Guiding Children to Humility and Wisdom

Written by Ryan Evans on February 28th, 2024

I’m a fan of Christmas annual letters, with one caveat: those excessive letters that heap glowing helpings of Jimmy’s basketball exploits, Sally’s unparalleled success in gymnastics, and Harrison’s sheer brilliance in spelling and math. Never do we read, “Betsy barely passed 4th grade and we don’t expect her to make it through 5th this year.” Instead, front-to-back accolades in size 6 font to ensure no accomplishment is omitted. We’ve all read them and cringed.
One of our challenges as parents is to balance appropriate levels of praise and encouragement with honest assessment of where our children fall short. And it all starts with us: How do we manage our own tendency to exalt self? Are we making progress toward selflessness and kindness? To what extent are we discussing and emphasizing the need for humility?
John Stott wrote, “At every stage of our Christian development and in every sphere of our Christian discipleship, pride is the greatest enemy and humility our greatest friend.” We so easily identify weakness in our brother while failing to see the same in ourselves; it is simply an innate part of the human sinful condition. Below are a few areas where we as parents help our children grow in humility and wisdom.
1. Let others praise your kids
We can – and should – appropriately encourage and affirm our children. We are also wise to consider and apply the principle in Proverbs 27:2: “Let another praise you, and not your own mouth; a stranger, and not your own lips.” Whether you have a gifted one-year-old or a high school volleyball star, leave it to others to praise their gifts. Avoid being the parent who pens the fawning Christmas letter or publicly praises your child’s every accomplishment.
2. Affirm your kids for the right things
True humility exalts the Lord by acknowledging virtues such as diligence, perseverance, and selflessness. A good example can be found in how we speak about grades with our children. Rather than praise the grade (external), focus on effort and attitude (internal). The internal frequently, though not always, manifests positive outcomes in the externals. In my experience, effort and attitude impact grades more than any other factor.
3. Teach your children how to speak about their successes
Nobody likes a braggart. A child asked about a soccer game may respond, “I scored two goals!”  Instead of focusing on individual accomplishments, teach him to answer the question differently (“Our team won 5-1”) to take the emphasis off himself. We don’t want our children to lie, nor should we encourage false humility. But they can learn how to receive praise and speak in ways that are not boastful. As we teach our children to “boast in the Lord,” they acknowledge their gifts and successes are by God’s grace.  

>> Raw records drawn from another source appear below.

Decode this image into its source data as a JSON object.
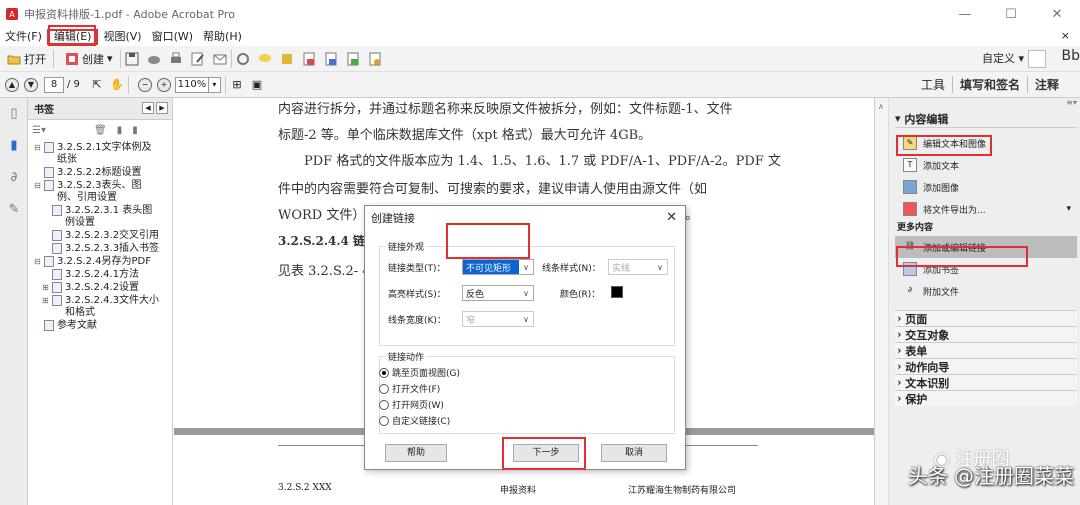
{
  "window": {
    "title": "申报资料排版-1.pdf - Adobe Acrobat Pro",
    "min": "—",
    "max": "☐",
    "close": "✕"
  },
  "menu": {
    "items": [
      "文件(F)",
      "编辑(E)",
      "视图(V)",
      "窗口(W)",
      "帮助(H)"
    ],
    "close": "×"
  },
  "toolbar": {
    "open_label": "打开",
    "create_label": "创建",
    "customize_label": "自定义",
    "right_text": "Bb"
  },
  "nav": {
    "page_current": "8",
    "page_total": "/ 9",
    "zoom": "110%"
  },
  "right_tabs": [
    "工具",
    "填写和签名",
    "注释"
  ],
  "bookmarks": {
    "header": "书签",
    "items": [
      {
        "toggle": "⊟",
        "label": "3.2.S.2.1文字体例及纸张"
      },
      {
        "toggle": "",
        "label": "3.2.S.2.2标题设置"
      },
      {
        "toggle": "⊟",
        "label": "3.2.S.2.3表头、图例、引用设置"
      },
      {
        "toggle": "",
        "label": "3.2.S.2.3.1 表头图例设置"
      },
      {
        "toggle": "",
        "label": "3.2.S.2.3.2交叉引用"
      },
      {
        "toggle": "",
        "label": "3.2.S.2.3.3插入书签"
      },
      {
        "toggle": "⊟",
        "label": "3.2.S.2.4另存为PDF"
      },
      {
        "toggle": "",
        "label": "3.2.S.2.4.1方法"
      },
      {
        "toggle": "⊞",
        "label": "3.2.S.2.4.2设置"
      },
      {
        "toggle": "⊞",
        "label": "3.2.S.2.4.3文件大小和格式"
      },
      {
        "toggle": "",
        "label": "参考文献"
      }
    ]
  },
  "document": {
    "lines": [
      "内容进行拆分，并通过标题名称来反映原文件被拆分，例如：文件标题-1、文件",
      "标题-2 等。单个临床数据库文件（xpt 格式）最大可允许 4GB。",
      "PDF 格式的文件版本应为 1.4、1.5、1.6、1.7 或 PDF/A-1、PDF/A-2。PDF 文",
      "件中的内容需要符合可复制、可搜索的要求，建议申请人使用由源文件（如",
      "WORD 文件）转化形成的 PDF 文件，而使用扫描件创建的 PDF 文件。",
      "3.2.S.2.4.4 链接",
      "见表 3.2.S.2- 4"
    ],
    "footer_left": "3.2.S.2 XXX",
    "footer_mid": "申报资料",
    "footer_right": "江苏耀海生物制药有限公司"
  },
  "dialog": {
    "title": "创建链接",
    "appearance_legend": "链接外观",
    "link_type_label": "链接类型(T)：",
    "link_type_value": "不可见矩形",
    "line_style_label": "线条样式(N)：",
    "line_style_value": "实线",
    "highlight_label": "高亮样式(S)：",
    "highlight_value": "反色",
    "color_label": "颜色(R)：",
    "line_width_label": "线条宽度(K)：",
    "line_width_value": "窄",
    "action_legend": "链接动作",
    "actions": [
      {
        "label": "跳至页面视图(G)",
        "checked": true
      },
      {
        "label": "打开文件(F)",
        "checked": false
      },
      {
        "label": "打开网页(W)",
        "checked": false
      },
      {
        "label": "自定义链接(C)",
        "checked": false
      }
    ],
    "help_button": "帮助",
    "next_button": "下一步",
    "cancel_button": "取消"
  },
  "right_panel": {
    "content_edit_title": "内容编辑",
    "content_items": [
      "编辑文本和图像",
      "添加文本",
      "添加图像",
      "将文件导出为..."
    ],
    "more_title": "更多内容",
    "more_items": [
      "添加或编辑链接",
      "添加书签",
      "附加文件"
    ],
    "collapsed": [
      "页面",
      "交互对象",
      "表单",
      "动作向导",
      "文本识别",
      "保护"
    ]
  },
  "watermark": {
    "logo": "注册圈",
    "text": "头条 @注册圈菜菜"
  }
}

4. Develop in your children the habit of praising others
Proverbs 18:21 says, that, “Death and life are in the power of the tongue.” Humility is well cultivated where words of encouragement are liberally used, and words of criticism, cynicism, and anger are avoided. Encourage your children to build up friends and siblings. By looking for positive things in others and actually vocalizing genuine words of praise and encouragement, they grow in the virtue of other-centeredness.
Author C.J. Mahaney writes in his helpful book, Humility: True Greatness, “Contrary to popular belief, it’s not ‘those who help themselves’ whom God helps; it’s those who humble themselves.”